That’s the conclusion reached by sales professionals meeting in Las Vegas recently to plan release of the New Met Lab One™, a innovative new entry into the demanding field of metrology and gas flow calibration. The ML One™, developed by Bios International of Butler, N.J., builds on existing technology to deliver superior gas flow calibration across a much wider spectrum of uses.
It sounds less than exciting to the layperson. But to the semiconductor, pharmaceutical, energy and other fields dependent upon high-precision process controls, such innovations can mean millions and millions of dollars to the bottom line.

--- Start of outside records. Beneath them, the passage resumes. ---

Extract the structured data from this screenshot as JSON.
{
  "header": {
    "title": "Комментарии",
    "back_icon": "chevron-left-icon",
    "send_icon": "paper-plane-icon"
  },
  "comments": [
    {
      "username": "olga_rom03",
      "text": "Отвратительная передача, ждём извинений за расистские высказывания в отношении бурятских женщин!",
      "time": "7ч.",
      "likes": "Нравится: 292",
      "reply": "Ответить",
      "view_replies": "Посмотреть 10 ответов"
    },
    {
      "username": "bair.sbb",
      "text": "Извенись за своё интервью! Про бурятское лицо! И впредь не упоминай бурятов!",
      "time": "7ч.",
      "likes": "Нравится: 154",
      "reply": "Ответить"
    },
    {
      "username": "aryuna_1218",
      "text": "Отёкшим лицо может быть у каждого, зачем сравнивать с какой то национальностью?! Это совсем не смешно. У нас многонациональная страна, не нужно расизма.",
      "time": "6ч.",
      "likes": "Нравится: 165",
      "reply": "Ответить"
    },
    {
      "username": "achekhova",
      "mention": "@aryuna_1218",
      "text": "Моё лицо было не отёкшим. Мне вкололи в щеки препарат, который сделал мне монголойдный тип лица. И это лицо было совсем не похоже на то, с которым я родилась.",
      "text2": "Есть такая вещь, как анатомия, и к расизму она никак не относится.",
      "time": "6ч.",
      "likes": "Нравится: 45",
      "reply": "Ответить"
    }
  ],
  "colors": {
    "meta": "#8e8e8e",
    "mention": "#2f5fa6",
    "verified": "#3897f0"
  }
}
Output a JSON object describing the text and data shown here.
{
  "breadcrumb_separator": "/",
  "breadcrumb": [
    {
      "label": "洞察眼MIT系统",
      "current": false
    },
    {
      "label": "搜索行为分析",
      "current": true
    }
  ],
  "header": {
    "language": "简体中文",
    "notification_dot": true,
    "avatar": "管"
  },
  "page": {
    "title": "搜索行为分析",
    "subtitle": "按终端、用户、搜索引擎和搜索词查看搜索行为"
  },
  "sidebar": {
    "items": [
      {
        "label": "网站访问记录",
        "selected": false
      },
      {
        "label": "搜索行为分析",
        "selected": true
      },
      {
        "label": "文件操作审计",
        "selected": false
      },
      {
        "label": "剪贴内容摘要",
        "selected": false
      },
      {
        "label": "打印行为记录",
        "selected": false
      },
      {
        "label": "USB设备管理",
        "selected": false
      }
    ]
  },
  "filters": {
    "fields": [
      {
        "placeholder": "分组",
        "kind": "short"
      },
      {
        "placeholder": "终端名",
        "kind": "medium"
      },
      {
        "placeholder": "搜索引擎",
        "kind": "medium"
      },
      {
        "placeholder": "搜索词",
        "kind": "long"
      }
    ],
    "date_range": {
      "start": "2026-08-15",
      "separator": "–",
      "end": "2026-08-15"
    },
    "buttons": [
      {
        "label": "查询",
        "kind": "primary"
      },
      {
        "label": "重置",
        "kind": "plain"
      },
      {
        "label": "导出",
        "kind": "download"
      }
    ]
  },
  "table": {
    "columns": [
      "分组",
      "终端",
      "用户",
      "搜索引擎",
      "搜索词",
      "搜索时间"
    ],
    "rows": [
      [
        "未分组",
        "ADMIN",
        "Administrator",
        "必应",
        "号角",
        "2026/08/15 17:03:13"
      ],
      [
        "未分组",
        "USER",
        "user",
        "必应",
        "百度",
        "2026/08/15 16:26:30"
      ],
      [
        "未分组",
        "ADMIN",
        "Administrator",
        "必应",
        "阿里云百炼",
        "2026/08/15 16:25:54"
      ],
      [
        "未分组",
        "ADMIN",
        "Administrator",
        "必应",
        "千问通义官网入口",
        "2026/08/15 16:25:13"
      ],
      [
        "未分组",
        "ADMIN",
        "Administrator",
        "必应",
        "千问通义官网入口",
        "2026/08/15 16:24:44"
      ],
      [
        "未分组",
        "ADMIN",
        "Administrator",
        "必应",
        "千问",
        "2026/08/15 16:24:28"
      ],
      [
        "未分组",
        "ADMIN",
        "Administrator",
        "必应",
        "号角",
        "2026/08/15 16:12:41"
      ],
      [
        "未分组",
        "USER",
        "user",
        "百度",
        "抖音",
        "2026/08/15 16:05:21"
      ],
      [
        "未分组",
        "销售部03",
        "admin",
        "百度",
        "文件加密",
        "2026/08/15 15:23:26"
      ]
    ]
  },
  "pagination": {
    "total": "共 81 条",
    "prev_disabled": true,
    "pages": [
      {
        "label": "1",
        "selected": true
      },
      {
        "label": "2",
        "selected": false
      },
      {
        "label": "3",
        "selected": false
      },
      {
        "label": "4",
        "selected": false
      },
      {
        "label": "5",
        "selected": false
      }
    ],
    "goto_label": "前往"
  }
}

“The ML One™ clearly is a breakthrough product,” said Harvey Padden, CEO of Bios. “But it’s very tough sell in an economy like this, and we can’t justify an expensive traditional launch campaign. We had to focus our marketing less on a shotgun approach to getting the word out than a rifle-shot strategy of reaching exactly the right target customers with exactly the right message.”
The product’s marketing plan, developed in conjunction with WestWord Communications, focused on aggressive use of video and other interactive techniques designed to provide a hands-on product experience involving the Bios sales force and individual customers.
“Initial results have been great,” Padden said. “Allowing people to see and touch the product give us a chance to explain the value and payback far more effectively than any ad or brochure. When you’re offering a product this sophisticated and this valuable, it’s the personal touch that makes all the difference.”
See the marketing video produced by WestWord Communications and WalkerTek Interactive Marketing of Fairfield, N.J., at http://vimeo.com/29853666.
Social Media Interest Continues to Grow
Use of social media to reach diverse audiences quickly and effectively remains one of the major areas of interest among an expanding set of communication professionals.
Recent project work completed by WestWord Communications shows the general issue of social media is among the top three issues cited by clients as a “top priority” for 2012. Clients expressed interest in several key aspects of the social media phenomenon, including audience segmentation, consolidation or emergence of preferred social media channels and standardization of the metrics used to measure the effectiveness of social media communications.